April 8, 2021: In the evening sky, Mars approaches the Bull’s horns in the western sky after sunset. The planet is now higher than Betelgeuse, Orion’s second brightest star.
by Jeffrey L. Hunt
Chicago, Illinois: Sunrise, 6:21 a.m. CDT; Sunset, 7:24 p.m. CDT. Check local sources for sunrise and sunset times for your location.
One hour after sunset, Mars is about halfway up in the west. It is marching eastward in Taurus. It is now well-above the “V” of Taurus made by Aldebaran and the Hyades star cluster.
The planet is moving toward the Bull’s horns, Elnath and Zeta Tauri (ζ Tau on the chart).
This evening Mars is 4.2° to the lower left of Elnath and 5.2° to the lower right of Zeta Tauri.
Within the next week, Mars moves between the horns. Later in the month it moves into Gemini.
Notice that Mars is now a little higher in the sky than Betelgeuse, the second brightest star in Orion and the tenth brightest star in the skies of Earth. The star is variable in its brightness. During the past two years the star has dimmed noticeably, becoming dimmer than normal during the stars variable pattern. It has been the subject of speculation of whether it is about to brighten and end its stellar life as a supernova.
Possibly, the star has been shedding dust particles into space that slightly block the star’s light to make it dim in our sky.
In recent articles, the diagrams for Mars have not been including Betelgeuse. For this evening’s chart, we shift the window southward to include Betelgeuse and omit Capella.

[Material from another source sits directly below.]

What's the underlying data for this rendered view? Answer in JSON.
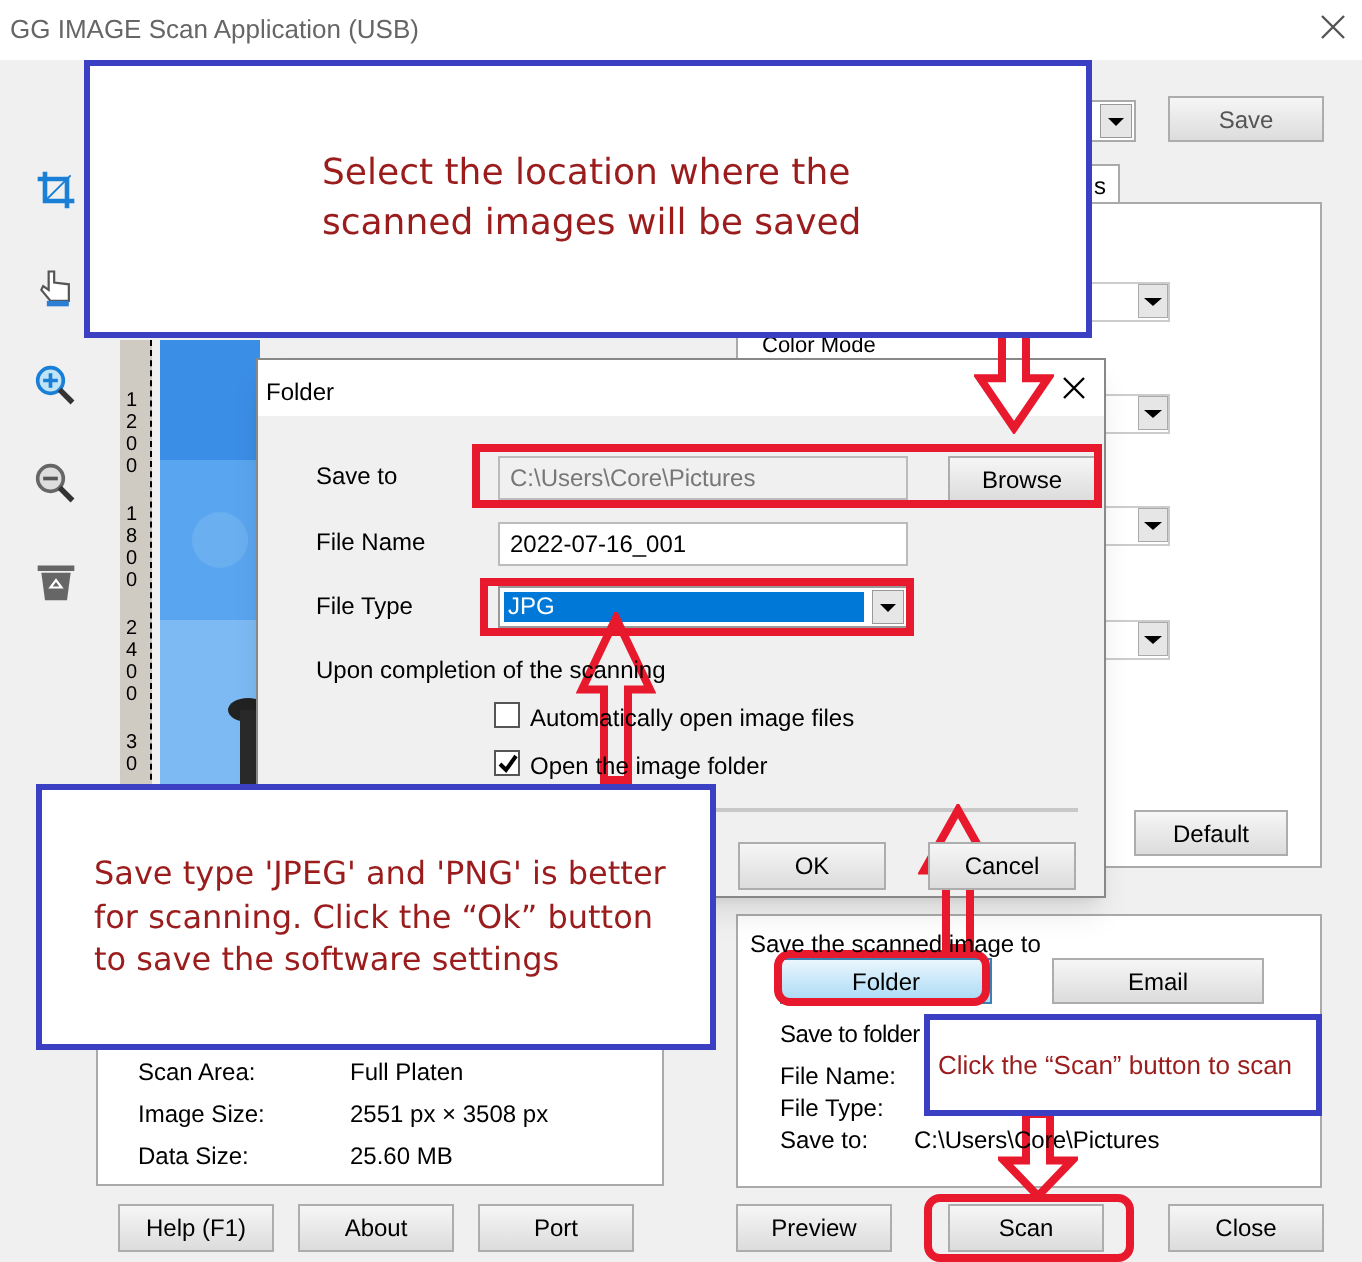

Betelgeuse is noticeably brighter than Mars. Look to the star’s upper right and above Aldebaran for Mars.
Here’s more about Mars during 2021.
Read about Mars during April.
Detailed Note: One hour before sunrise, Jupiter is nearly 10° above the east-southeast horizon. Saturn is 12.7° to the upper right of the Jovian Giant. In the starfield, Jupiter is 2.1° to the upper left of Deneb Algiedi, while Saturn is 2.2° to the upper right of θ Cap. During bright twilight, 30 minutes later, the crescent moon (26.2d, 13%) is nearly 5° up in the east-southeast, over 14° to the lower left of Jupiter. Use a binocular to find them in bright twilight. In the evening one hour after sunset, Mars – the lone bright planet in the evening sky – is moving between the horns of Taurus. The Red Planet – about halfway up in the west – is 4.2° to the lower left of Elnath (Northern Horn) and 5.2° to the lower right of Zeta Tauri (Southern Horn, ζ Tau, m = 3.0).
Read more about the planets during April 2021.
July 6, 2021: In less than a week, brilliant Venus passes Mars in the west-northwestern sky after sunset. This evening the two planets are 3.8° apart. Venus is over 18° to the lower right of the star Regulus.
July 1 – July 7, 2021, the waning crescent appears in the eastern sky. Early in the viewing period, the moon is among the dim stars of Pisces. As the week progresses, the moon wanes and moves farther eastward, appearing near Taurus.
July 5, 2021: Our planet Earth reaches its farthest point in its yearly trek around the sun. Our seasons are not related to Earth’s distance from the sun. Coincidentally, the moon is at its farthest point from Earth today.
July 5, 2021: Venus continues to close in on Mars in the west-northwest after sunset. In a week Venus passes the Red Planet.
July 4, 2021: The Venus – Mars conjunction is eight days away. This evening Venus moves to within 5° of the Red Planet.